Dani Rodrik writes:
Dani Rodrik's weblog: How will Costa Rica vote on trade?: Costa Rican voters are deciding in a referendum today whether to participate in a U.S.-led regional trade agreement, CAFTA. Proponents tout the benefits on enhanced market access in the U.S., while opponents fret about provisions that will require changes in domestic regulations (in telecomms and insurance in particular), increase rights of U.S. investors, tighten intellectual property rules, and open up domestic agricultural markets. Here is a detailed summary of the agreement.
I have been a critic of these regional agreements in the past because their benefits tend to be greatly oversold. The additional market access you get is generally not worth the restrictions on your policy space that you have to accept. Developing countries have tended to sign on to these more for their signaling value ("we are a nice country and open for business") than for the direct economic gains. If NAFTA has proved such a disappointment for Mexico, it is hard to imagine that CAFTA will do a great deal for the development prospects of these countries.
Costa Rica is a long-standing democracy that rightly prides itself in its social arrangements and the quality of its polity. I do not know enough to have a strong view as to whether CAFTA is good or bad for this country. But I am happy that there is a referendum on the subject. Let the people decide.
I think that this is not something that Dani would ever have written had he been smart enough to accept our offer to come to Berkeley. Here in California we have referendums. LOTS of referendums. It is not an inspiring sight. It is much better for voters to elect representatives who share their values, and for the representative to then study and think and so develop informed opinions on the issues.
This idea--"the representation of the people in the legislature by deputies of their own election"--is, as Alexander Hamilton wrote 220 years ago, a great innovation in the
science of politics... [which] like most other sciences, has received great improvement. The efficacy of various principles is now well understood, which were either not known at all, or imperfectly known to the ancients.... [W]holly new discoveries... [and ideas that] have made their principal progress towards perfection in modern times... are means, and powerful means, by which the excellences of republican government may be retained and its imperfections lessened or avoided..."
Referendums have advantages as symbolic actions raising the issue decided to a higher place as far as the consent of the governed is concerned. But for making good decisions? Very doubtful.
I am also puzzled by Dani Rodrik's lack of a view. If an economics professor specializing in global development and political economy doesn't have an informed view, who does?
I do have a view. Some of the provisions of CAFTA on intellectual property, et cetera, are bad for Costa Rica. Guaranteed tariff-free access to the largest consumer market in the world is very good. And almost all of the "restrictions on the policy space" imposed by CAFTA keep governments from going places where they should not go in the first place.
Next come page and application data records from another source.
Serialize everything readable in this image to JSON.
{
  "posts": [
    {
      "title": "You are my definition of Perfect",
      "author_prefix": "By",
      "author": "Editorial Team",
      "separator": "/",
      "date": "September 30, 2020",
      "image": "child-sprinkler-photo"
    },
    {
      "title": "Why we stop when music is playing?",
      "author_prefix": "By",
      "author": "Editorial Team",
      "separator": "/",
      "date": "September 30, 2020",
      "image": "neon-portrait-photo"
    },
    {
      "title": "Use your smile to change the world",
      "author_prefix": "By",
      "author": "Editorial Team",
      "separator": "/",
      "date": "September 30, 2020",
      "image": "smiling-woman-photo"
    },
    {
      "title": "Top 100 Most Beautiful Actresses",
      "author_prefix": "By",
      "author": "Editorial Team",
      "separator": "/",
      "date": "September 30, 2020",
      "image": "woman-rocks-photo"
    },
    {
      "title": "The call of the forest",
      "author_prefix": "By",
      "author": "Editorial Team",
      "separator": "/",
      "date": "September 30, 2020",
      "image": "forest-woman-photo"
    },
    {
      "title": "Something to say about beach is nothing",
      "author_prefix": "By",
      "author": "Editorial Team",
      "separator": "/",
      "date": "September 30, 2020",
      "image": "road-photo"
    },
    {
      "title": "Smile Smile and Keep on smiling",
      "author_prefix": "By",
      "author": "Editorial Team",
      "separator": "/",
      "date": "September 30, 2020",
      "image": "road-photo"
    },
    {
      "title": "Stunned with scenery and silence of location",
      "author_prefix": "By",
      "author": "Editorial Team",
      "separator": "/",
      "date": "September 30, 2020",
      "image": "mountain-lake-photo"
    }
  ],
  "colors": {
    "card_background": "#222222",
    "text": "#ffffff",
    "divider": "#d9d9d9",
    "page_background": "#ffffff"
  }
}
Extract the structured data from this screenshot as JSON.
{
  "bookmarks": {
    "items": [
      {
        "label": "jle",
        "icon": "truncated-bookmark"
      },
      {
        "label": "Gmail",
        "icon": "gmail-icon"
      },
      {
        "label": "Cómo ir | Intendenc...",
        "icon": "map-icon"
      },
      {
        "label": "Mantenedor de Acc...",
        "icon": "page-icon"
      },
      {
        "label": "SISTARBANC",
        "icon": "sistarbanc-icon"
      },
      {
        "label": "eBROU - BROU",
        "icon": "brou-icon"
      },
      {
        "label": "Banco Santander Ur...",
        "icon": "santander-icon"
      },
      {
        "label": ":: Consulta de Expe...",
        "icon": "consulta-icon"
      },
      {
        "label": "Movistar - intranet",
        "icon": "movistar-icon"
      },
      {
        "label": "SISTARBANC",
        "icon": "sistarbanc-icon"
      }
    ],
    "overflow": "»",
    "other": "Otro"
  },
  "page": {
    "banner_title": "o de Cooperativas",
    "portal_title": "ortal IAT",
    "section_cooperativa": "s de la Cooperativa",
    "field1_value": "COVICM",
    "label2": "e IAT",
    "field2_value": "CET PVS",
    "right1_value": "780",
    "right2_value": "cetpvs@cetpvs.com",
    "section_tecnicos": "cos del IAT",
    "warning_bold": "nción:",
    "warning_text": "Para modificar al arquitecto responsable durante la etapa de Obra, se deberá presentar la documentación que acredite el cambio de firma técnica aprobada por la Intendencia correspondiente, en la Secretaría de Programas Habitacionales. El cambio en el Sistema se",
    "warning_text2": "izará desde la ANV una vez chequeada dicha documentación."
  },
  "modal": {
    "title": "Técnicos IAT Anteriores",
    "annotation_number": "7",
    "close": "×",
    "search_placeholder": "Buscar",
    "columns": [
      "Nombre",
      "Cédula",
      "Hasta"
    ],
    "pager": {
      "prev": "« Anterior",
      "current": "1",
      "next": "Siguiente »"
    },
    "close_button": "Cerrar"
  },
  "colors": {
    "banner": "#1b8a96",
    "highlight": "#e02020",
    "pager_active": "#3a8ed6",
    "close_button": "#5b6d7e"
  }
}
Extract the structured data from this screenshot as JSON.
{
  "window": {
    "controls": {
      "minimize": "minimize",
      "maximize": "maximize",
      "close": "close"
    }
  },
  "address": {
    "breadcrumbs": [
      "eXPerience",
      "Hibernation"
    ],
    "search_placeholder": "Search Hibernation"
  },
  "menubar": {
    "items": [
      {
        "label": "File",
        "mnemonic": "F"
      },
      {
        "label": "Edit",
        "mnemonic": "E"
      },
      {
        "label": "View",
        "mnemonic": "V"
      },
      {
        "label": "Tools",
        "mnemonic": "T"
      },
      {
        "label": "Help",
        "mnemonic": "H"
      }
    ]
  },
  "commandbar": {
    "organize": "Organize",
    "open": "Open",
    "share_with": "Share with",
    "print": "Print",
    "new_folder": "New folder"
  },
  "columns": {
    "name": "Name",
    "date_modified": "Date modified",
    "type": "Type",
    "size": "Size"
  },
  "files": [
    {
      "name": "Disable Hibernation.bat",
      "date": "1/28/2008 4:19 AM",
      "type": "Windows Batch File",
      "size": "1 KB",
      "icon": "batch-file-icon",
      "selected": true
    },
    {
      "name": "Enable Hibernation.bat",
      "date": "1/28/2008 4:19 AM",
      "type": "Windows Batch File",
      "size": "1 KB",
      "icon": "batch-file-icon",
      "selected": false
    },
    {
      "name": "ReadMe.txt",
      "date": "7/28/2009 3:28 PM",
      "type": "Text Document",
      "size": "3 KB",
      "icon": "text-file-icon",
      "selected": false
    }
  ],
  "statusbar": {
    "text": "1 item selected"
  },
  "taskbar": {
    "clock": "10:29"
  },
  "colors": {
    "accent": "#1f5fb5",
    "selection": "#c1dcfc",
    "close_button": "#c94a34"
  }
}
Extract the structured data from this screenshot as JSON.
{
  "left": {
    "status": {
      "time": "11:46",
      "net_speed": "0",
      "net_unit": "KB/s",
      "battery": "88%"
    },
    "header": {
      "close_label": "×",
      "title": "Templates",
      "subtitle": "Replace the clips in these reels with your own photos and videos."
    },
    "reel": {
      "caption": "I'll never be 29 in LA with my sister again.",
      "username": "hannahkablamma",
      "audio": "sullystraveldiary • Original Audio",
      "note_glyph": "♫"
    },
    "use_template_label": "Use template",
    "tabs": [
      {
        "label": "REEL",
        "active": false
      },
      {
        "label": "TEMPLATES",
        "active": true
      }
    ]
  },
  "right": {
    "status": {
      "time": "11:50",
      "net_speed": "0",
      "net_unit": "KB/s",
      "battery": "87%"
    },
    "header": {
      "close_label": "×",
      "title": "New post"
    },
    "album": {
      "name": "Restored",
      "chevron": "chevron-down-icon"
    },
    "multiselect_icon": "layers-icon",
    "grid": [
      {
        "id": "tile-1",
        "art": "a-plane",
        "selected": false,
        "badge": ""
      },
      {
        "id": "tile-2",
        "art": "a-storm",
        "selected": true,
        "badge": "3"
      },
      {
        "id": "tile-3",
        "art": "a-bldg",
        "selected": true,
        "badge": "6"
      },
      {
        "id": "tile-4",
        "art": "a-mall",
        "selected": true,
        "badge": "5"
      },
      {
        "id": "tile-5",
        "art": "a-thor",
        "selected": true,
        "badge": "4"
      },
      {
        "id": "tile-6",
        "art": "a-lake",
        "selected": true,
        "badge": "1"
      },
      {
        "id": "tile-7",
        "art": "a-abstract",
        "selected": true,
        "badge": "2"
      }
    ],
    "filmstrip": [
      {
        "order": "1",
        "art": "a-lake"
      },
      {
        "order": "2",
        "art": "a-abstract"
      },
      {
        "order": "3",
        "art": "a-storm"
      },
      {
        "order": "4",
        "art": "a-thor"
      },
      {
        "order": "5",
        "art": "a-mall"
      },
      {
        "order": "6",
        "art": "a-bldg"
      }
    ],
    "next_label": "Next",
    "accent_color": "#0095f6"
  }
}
On balance, CAFTA is a plus--although not a huge plus--for Costa Rica.
UPDATE: And it looks like I agree with a majority of the voters of Costa Rica:
AFP: Costa Rica votes yes to US free trade deal: partial results: Voters in Costa Rica narrowly backed a free trade deal with the United States, according to partial official referendum results released by electoral authorities on Sunday. Out of 73 percent of votes counted, just over 50 percent of voters said yes to the agreement against 47.5 percent who voted no, the Supreme Electoral Tribunal said. Turnout was around 60 percent.
If the small, relatively rich nation accepts it, the Central American Free Trade Agreement will open local markets to US products but also boost Costa Rican exports to the United States. It has been accepted by several other countries in the region, but faced left-wing opposition in Costa Rica, where President Oscar Arias was forced to call a referendum on it after more than three years of domestic debate...